WHAT YOU NEED TO DO — Go through the data and count each line that has the string "package". Give that count alone.

[Opening DATASET CONTENT section]

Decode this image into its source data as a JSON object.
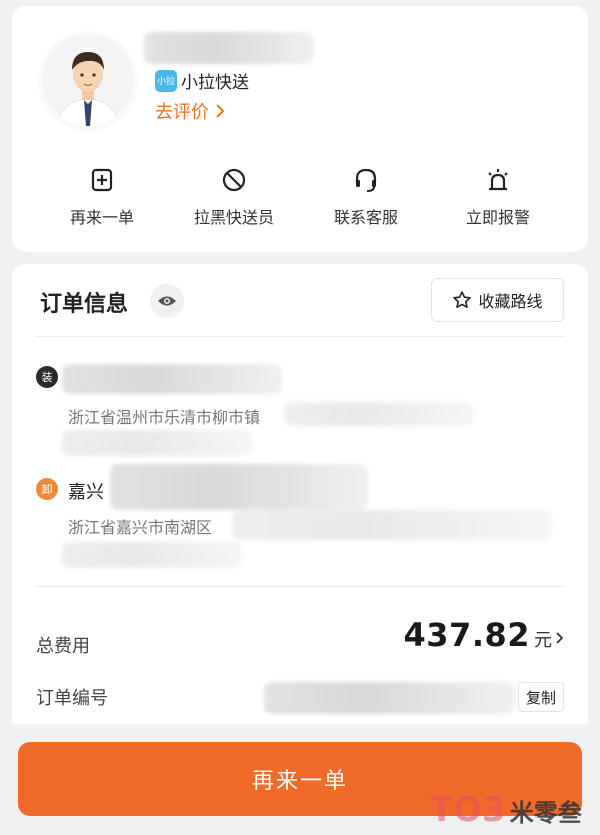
{
  "driver": {
    "brand_logo_text": "小拉",
    "brand_name": "小拉快送",
    "rate_link": "去评价",
    "actions": [
      {
        "label": "再来一单",
        "icon": "plus-square-icon"
      },
      {
        "label": "拉黑快送员",
        "icon": "block-icon"
      },
      {
        "label": "联系客服",
        "icon": "headset-icon"
      },
      {
        "label": "立即报警",
        "icon": "alarm-icon"
      }
    ]
  },
  "order": {
    "title": "订单信息",
    "favorite_label": "收藏路线",
    "load": {
      "badge": "装",
      "address": "浙江省温州市乐清市柳市镇"
    },
    "unload": {
      "badge": "卸",
      "name": "嘉兴",
      "address": "浙江省嘉兴市南湖区"
    },
    "fee_label": "总费用",
    "fee_value": "437.82",
    "fee_unit": "元",
    "order_no_label": "订单编号",
    "copy_label": "复制"
  },
  "cta_label": "再来一单",
  "watermark": {
    "logo": "TO3",
    "text": "米零叁"
  },
  "colors": {
    "accent": "#f06a2a",
    "brand_blue": "#49b7ea",
    "unload_badge": "#f0883a"
  }
}
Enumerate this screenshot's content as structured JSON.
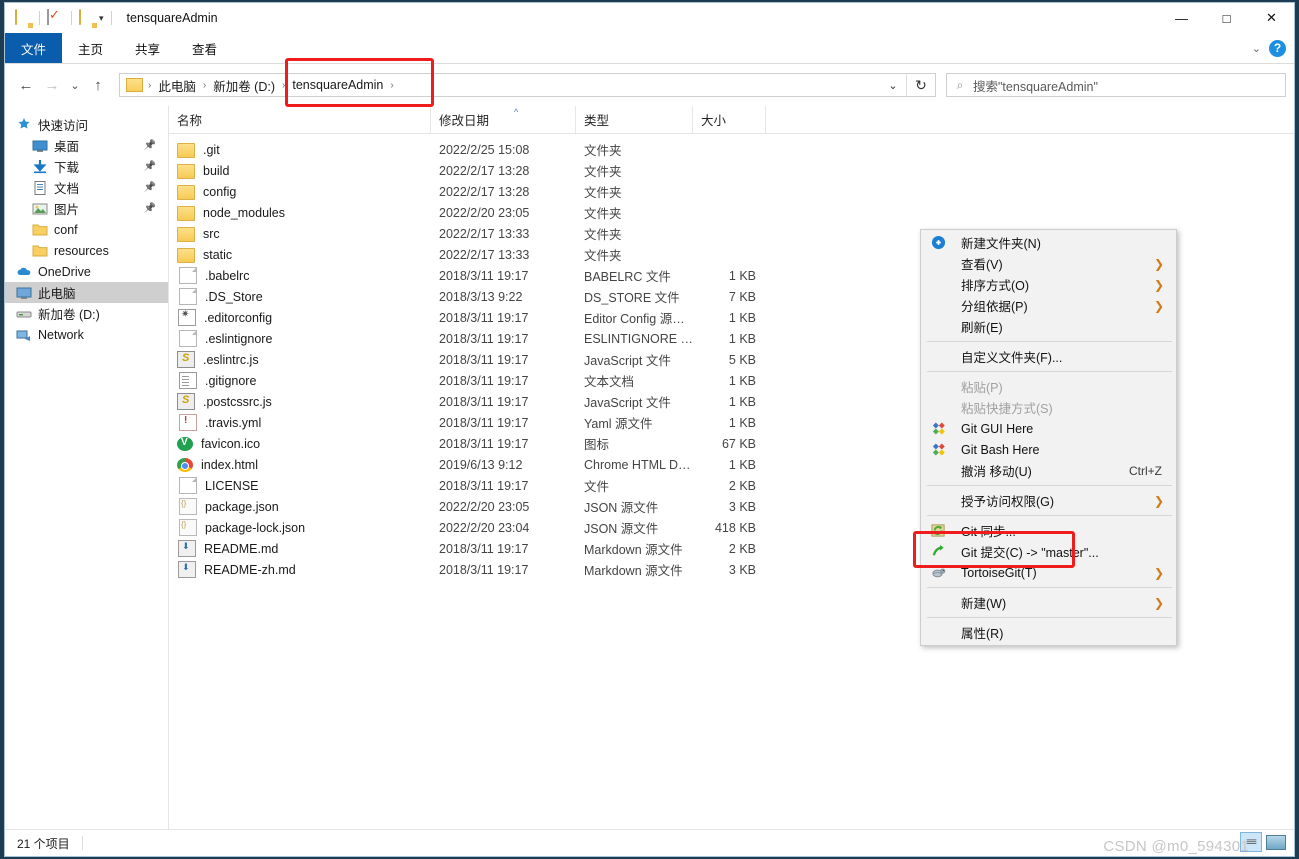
{
  "window": {
    "title": "tensquareAdmin",
    "quick_access_icons": [
      "folder-icon",
      "properties-icon",
      "folder-icon",
      "dropdown-caret-icon"
    ],
    "controls": {
      "minimize": "—",
      "maximize": "□",
      "close": "✕"
    }
  },
  "ribbon": {
    "tabs": [
      {
        "label": "文件",
        "active": true
      },
      {
        "label": "主页",
        "active": false
      },
      {
        "label": "共享",
        "active": false
      },
      {
        "label": "查看",
        "active": false
      }
    ],
    "collapse_caret": "⌄",
    "help_label": "?"
  },
  "addressbar": {
    "back": "←",
    "forward": "→",
    "recent": "⌄",
    "up": "↑",
    "crumbs": [
      "此电脑",
      "新加卷 (D:)",
      "tensquareAdmin"
    ],
    "separator": "›",
    "dropdown_caret": "⌄",
    "refresh": "↻"
  },
  "search": {
    "icon": "search-icon",
    "placeholder": "搜索\"tensquareAdmin\""
  },
  "sidebar": {
    "items": [
      {
        "label": "快速访问",
        "icon": "star-pin-icon",
        "indent": 10,
        "pinned": false,
        "selected": false
      },
      {
        "label": "桌面",
        "icon": "desktop-icon",
        "indent": 26,
        "pinned": true,
        "selected": false
      },
      {
        "label": "下载",
        "icon": "download-icon",
        "indent": 26,
        "pinned": true,
        "selected": false
      },
      {
        "label": "文档",
        "icon": "documents-icon",
        "indent": 26,
        "pinned": true,
        "selected": false
      },
      {
        "label": "图片",
        "icon": "pictures-icon",
        "indent": 26,
        "pinned": true,
        "selected": false
      },
      {
        "label": "conf",
        "icon": "folder-icon",
        "indent": 26,
        "pinned": false,
        "selected": false
      },
      {
        "label": "resources",
        "icon": "folder-icon",
        "indent": 26,
        "pinned": false,
        "selected": false
      },
      {
        "label": "OneDrive",
        "icon": "cloud-icon",
        "indent": 10,
        "pinned": false,
        "selected": false
      },
      {
        "label": "此电脑",
        "icon": "this-pc-icon",
        "indent": 10,
        "pinned": false,
        "selected": true
      },
      {
        "label": "新加卷 (D:)",
        "icon": "drive-icon",
        "indent": 10,
        "pinned": false,
        "selected": false
      },
      {
        "label": "Network",
        "icon": "network-icon",
        "indent": 10,
        "pinned": false,
        "selected": false
      }
    ]
  },
  "filelist": {
    "columns": [
      {
        "label": "名称",
        "key": "name"
      },
      {
        "label": "修改日期",
        "key": "date"
      },
      {
        "label": "类型",
        "key": "type"
      },
      {
        "label": "大小",
        "key": "size"
      }
    ],
    "sort_indicator": "^",
    "rows": [
      {
        "name": ".git",
        "date": "2022/2/25 15:08",
        "type": "文件夹",
        "size": "",
        "icon": "folder-icon"
      },
      {
        "name": "build",
        "date": "2022/2/17 13:28",
        "type": "文件夹",
        "size": "",
        "icon": "folder-icon"
      },
      {
        "name": "config",
        "date": "2022/2/17 13:28",
        "type": "文件夹",
        "size": "",
        "icon": "folder-icon"
      },
      {
        "name": "node_modules",
        "date": "2022/2/20 23:05",
        "type": "文件夹",
        "size": "",
        "icon": "folder-icon"
      },
      {
        "name": "src",
        "date": "2022/2/17 13:33",
        "type": "文件夹",
        "size": "",
        "icon": "folder-icon"
      },
      {
        "name": "static",
        "date": "2022/2/17 13:33",
        "type": "文件夹",
        "size": "",
        "icon": "folder-icon"
      },
      {
        "name": ".babelrc",
        "date": "2018/3/11 19:17",
        "type": "BABELRC 文件",
        "size": "1 KB",
        "icon": "generic-file-icon"
      },
      {
        "name": ".DS_Store",
        "date": "2018/3/13 9:22",
        "type": "DS_STORE 文件",
        "size": "7 KB",
        "icon": "generic-file-icon"
      },
      {
        "name": ".editorconfig",
        "date": "2018/3/11 19:17",
        "type": "Editor Config 源…",
        "size": "1 KB",
        "icon": "config-file-icon"
      },
      {
        "name": ".eslintignore",
        "date": "2018/3/11 19:17",
        "type": "ESLINTIGNORE …",
        "size": "1 KB",
        "icon": "generic-file-icon"
      },
      {
        "name": ".eslintrc.js",
        "date": "2018/3/11 19:17",
        "type": "JavaScript 文件",
        "size": "5 KB",
        "icon": "javascript-file-icon"
      },
      {
        "name": ".gitignore",
        "date": "2018/3/11 19:17",
        "type": "文本文档",
        "size": "1 KB",
        "icon": "text-file-icon"
      },
      {
        "name": ".postcssrc.js",
        "date": "2018/3/11 19:17",
        "type": "JavaScript 文件",
        "size": "1 KB",
        "icon": "javascript-file-icon"
      },
      {
        "name": ".travis.yml",
        "date": "2018/3/11 19:17",
        "type": "Yaml 源文件",
        "size": "1 KB",
        "icon": "yaml-file-icon"
      },
      {
        "name": "favicon.ico",
        "date": "2018/3/11 19:17",
        "type": "图标",
        "size": "67 KB",
        "icon": "favicon-icon"
      },
      {
        "name": "index.html",
        "date": "2019/6/13 9:12",
        "type": "Chrome HTML D…",
        "size": "1 KB",
        "icon": "chrome-html-icon"
      },
      {
        "name": "LICENSE",
        "date": "2018/3/11 19:17",
        "type": "文件",
        "size": "2 KB",
        "icon": "generic-file-icon"
      },
      {
        "name": "package.json",
        "date": "2022/2/20 23:05",
        "type": "JSON 源文件",
        "size": "3 KB",
        "icon": "json-file-icon"
      },
      {
        "name": "package-lock.json",
        "date": "2022/2/20 23:04",
        "type": "JSON 源文件",
        "size": "418 KB",
        "icon": "json-file-icon"
      },
      {
        "name": "README.md",
        "date": "2018/3/11 19:17",
        "type": "Markdown 源文件",
        "size": "2 KB",
        "icon": "markdown-file-icon"
      },
      {
        "name": "README-zh.md",
        "date": "2018/3/11 19:17",
        "type": "Markdown 源文件",
        "size": "3 KB",
        "icon": "markdown-file-icon"
      }
    ]
  },
  "contextmenu": {
    "items": [
      {
        "label": "新建文件夹(N)",
        "icon": "new-folder-icon",
        "arrow": false,
        "accel": "",
        "disabled": false,
        "sep_after": false,
        "highlight": false
      },
      {
        "label": "查看(V)",
        "icon": "",
        "arrow": true,
        "accel": "",
        "disabled": false,
        "sep_after": false,
        "highlight": false
      },
      {
        "label": "排序方式(O)",
        "icon": "",
        "arrow": true,
        "accel": "",
        "disabled": false,
        "sep_after": false,
        "highlight": false
      },
      {
        "label": "分组依据(P)",
        "icon": "",
        "arrow": true,
        "accel": "",
        "disabled": false,
        "sep_after": false,
        "highlight": false
      },
      {
        "label": "刷新(E)",
        "icon": "",
        "arrow": false,
        "accel": "",
        "disabled": false,
        "sep_after": true,
        "highlight": false
      },
      {
        "label": "自定义文件夹(F)...",
        "icon": "",
        "arrow": false,
        "accel": "",
        "disabled": false,
        "sep_after": true,
        "highlight": false
      },
      {
        "label": "粘贴(P)",
        "icon": "",
        "arrow": false,
        "accel": "",
        "disabled": true,
        "sep_after": false,
        "highlight": false
      },
      {
        "label": "粘贴快捷方式(S)",
        "icon": "",
        "arrow": false,
        "accel": "",
        "disabled": true,
        "sep_after": false,
        "highlight": false
      },
      {
        "label": "Git GUI Here",
        "icon": "git-logo-icon",
        "arrow": false,
        "accel": "",
        "disabled": false,
        "sep_after": false,
        "highlight": false
      },
      {
        "label": "Git Bash Here",
        "icon": "git-logo-icon",
        "arrow": false,
        "accel": "",
        "disabled": false,
        "sep_after": false,
        "highlight": false
      },
      {
        "label": "撤消 移动(U)",
        "icon": "",
        "arrow": false,
        "accel": "Ctrl+Z",
        "disabled": false,
        "sep_after": true,
        "highlight": false
      },
      {
        "label": "授予访问权限(G)",
        "icon": "",
        "arrow": true,
        "accel": "",
        "disabled": false,
        "sep_after": true,
        "highlight": false
      },
      {
        "label": "Git 同步...",
        "icon": "git-sync-icon",
        "arrow": false,
        "accel": "",
        "disabled": false,
        "sep_after": false,
        "highlight": true
      },
      {
        "label": "Git 提交(C) -> \"master\"...",
        "icon": "git-commit-icon",
        "arrow": false,
        "accel": "",
        "disabled": false,
        "sep_after": false,
        "highlight": false
      },
      {
        "label": "TortoiseGit(T)",
        "icon": "tortoisegit-icon",
        "arrow": true,
        "accel": "",
        "disabled": false,
        "sep_after": true,
        "highlight": false
      },
      {
        "label": "新建(W)",
        "icon": "",
        "arrow": true,
        "accel": "",
        "disabled": false,
        "sep_after": true,
        "highlight": false
      },
      {
        "label": "属性(R)",
        "icon": "",
        "arrow": false,
        "accel": "",
        "disabled": false,
        "sep_after": false,
        "highlight": false
      }
    ]
  },
  "statusbar": {
    "item_count": "21 个项目",
    "view_details_icon": "details-view-icon",
    "view_large_icon": "large-icons-view-icon"
  },
  "watermark": {
    "text": "CSDN @m0_594301"
  },
  "accent": {
    "selection_blue": "#0a5dac",
    "highlight_red": "#ee1c1c",
    "folder_yellow": "#f7ca56"
  }
}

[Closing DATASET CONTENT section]

RESPONSE FOR THIS EXERCISE — 2